Component data from apps and pages

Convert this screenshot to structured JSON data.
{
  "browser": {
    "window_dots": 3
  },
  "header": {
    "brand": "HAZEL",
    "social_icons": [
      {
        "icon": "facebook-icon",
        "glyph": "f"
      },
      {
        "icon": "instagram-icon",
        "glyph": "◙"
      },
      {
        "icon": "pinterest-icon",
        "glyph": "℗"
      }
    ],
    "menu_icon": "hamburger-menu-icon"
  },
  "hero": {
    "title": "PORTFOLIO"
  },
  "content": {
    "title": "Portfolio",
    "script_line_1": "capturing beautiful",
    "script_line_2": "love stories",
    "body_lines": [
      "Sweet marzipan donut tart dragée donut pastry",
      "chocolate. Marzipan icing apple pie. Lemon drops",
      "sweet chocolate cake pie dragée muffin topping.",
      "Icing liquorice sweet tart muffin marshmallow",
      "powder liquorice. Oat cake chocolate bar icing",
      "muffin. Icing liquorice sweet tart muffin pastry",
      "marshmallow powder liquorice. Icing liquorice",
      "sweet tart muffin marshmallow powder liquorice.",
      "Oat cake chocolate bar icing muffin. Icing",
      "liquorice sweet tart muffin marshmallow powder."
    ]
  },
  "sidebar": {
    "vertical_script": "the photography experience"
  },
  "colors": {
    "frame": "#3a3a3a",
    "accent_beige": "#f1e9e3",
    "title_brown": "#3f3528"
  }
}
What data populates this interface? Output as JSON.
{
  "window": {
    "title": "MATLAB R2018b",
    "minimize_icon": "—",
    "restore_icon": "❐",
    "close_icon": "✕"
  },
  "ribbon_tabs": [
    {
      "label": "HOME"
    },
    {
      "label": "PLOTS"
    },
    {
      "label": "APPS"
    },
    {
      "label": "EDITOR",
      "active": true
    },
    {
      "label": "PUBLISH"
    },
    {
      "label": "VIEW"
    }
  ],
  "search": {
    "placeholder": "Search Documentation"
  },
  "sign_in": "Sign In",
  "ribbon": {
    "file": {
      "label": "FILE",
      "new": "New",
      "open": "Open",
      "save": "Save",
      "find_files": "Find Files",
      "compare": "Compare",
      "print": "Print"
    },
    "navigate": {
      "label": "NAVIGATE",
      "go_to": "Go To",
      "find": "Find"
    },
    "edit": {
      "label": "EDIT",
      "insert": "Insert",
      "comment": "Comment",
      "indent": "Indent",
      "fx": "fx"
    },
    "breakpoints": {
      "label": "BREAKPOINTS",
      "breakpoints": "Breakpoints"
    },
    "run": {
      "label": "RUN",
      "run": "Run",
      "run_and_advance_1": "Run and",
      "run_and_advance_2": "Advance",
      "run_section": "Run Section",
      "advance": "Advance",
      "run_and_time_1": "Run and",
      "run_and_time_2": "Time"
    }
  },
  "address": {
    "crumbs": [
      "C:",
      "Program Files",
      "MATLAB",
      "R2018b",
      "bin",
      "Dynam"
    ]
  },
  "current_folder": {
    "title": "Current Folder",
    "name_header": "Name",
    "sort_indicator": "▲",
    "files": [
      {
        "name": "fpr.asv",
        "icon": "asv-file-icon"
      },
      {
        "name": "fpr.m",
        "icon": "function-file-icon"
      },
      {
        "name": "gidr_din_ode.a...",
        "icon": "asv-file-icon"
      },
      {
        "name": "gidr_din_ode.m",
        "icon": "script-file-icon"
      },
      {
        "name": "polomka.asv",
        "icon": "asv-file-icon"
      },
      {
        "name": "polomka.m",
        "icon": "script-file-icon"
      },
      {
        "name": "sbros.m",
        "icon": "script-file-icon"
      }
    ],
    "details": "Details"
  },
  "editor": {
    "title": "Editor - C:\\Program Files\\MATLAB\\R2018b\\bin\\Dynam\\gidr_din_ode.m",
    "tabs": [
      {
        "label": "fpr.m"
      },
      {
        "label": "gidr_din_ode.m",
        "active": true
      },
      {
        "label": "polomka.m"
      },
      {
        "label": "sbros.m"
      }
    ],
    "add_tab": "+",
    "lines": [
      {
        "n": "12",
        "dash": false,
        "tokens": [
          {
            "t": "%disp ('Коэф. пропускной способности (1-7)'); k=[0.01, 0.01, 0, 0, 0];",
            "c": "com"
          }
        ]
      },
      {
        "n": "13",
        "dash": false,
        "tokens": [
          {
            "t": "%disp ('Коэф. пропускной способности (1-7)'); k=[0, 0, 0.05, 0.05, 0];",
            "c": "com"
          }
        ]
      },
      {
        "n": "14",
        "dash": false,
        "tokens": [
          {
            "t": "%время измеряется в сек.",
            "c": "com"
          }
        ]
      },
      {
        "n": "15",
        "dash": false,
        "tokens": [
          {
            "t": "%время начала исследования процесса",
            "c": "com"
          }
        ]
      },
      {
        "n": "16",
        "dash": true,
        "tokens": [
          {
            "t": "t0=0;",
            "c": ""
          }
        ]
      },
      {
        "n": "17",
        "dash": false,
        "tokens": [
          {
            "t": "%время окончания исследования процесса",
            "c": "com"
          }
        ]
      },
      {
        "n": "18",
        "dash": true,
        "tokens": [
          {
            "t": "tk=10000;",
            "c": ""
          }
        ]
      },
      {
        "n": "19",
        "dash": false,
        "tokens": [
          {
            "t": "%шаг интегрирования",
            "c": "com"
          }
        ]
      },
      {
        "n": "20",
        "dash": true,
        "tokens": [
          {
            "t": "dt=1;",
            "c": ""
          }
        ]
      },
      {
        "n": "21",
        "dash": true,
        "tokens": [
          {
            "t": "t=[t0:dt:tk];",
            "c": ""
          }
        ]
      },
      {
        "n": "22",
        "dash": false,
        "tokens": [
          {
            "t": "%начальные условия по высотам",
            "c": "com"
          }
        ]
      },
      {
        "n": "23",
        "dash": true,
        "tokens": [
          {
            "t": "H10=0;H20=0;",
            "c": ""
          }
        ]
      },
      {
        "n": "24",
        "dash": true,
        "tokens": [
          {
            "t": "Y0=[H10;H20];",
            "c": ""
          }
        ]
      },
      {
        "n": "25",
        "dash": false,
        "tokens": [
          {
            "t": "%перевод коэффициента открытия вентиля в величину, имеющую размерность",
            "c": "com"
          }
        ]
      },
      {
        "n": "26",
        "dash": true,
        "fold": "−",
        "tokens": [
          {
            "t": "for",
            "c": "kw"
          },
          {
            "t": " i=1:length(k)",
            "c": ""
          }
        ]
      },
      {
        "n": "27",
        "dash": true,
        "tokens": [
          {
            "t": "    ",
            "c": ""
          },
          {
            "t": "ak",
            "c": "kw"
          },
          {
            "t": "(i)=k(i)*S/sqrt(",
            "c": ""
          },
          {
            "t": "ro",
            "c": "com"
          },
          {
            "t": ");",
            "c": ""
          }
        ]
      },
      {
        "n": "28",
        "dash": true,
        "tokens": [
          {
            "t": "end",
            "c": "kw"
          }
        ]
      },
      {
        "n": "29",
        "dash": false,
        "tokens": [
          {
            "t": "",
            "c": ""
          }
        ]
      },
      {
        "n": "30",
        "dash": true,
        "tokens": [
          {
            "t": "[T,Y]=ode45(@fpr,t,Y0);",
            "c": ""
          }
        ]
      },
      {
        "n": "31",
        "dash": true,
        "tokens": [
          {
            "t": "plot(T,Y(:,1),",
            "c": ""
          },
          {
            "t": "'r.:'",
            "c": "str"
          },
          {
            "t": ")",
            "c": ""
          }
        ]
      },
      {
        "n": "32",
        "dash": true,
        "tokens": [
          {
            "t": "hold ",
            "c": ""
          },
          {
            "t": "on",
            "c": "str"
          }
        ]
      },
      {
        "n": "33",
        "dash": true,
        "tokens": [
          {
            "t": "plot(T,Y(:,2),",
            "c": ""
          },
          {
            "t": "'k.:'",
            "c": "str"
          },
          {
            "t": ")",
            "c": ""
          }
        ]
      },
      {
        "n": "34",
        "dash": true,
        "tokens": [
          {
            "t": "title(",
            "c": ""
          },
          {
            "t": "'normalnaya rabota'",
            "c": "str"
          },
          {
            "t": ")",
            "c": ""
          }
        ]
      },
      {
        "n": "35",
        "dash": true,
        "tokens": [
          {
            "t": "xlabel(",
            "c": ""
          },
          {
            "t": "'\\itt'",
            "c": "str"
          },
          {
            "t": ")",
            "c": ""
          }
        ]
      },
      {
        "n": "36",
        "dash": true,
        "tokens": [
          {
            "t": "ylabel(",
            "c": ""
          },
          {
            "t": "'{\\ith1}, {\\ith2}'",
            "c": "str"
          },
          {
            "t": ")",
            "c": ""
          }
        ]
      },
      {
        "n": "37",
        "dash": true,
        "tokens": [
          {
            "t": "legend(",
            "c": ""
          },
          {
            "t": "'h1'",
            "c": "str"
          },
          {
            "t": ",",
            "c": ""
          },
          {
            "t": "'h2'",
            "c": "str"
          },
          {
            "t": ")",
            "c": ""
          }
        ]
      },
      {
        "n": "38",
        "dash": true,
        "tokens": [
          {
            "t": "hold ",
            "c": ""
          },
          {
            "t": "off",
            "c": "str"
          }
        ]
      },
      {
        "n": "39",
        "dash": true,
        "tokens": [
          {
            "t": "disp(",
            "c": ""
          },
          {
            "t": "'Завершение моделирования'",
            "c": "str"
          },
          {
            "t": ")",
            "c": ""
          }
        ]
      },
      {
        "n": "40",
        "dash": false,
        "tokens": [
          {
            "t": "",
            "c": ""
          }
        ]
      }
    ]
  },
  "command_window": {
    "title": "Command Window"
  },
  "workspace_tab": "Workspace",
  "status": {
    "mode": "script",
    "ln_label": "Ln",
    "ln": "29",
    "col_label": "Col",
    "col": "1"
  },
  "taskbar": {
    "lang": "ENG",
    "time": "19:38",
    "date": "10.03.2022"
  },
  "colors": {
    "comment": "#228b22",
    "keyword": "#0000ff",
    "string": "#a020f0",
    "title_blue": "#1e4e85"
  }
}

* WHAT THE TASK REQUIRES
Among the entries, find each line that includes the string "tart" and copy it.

* RESPONSE BOX
      "Sweet marzipan donut tart dragée donut pastry",
      "Icing liquorice sweet tart muffin marshmallow",
      "muffin. Icing liquorice sweet tart muffin pastry",
      "sweet tart muffin marshmallow powder liquorice.",
      "liquorice sweet tart muffin marshmallow powder."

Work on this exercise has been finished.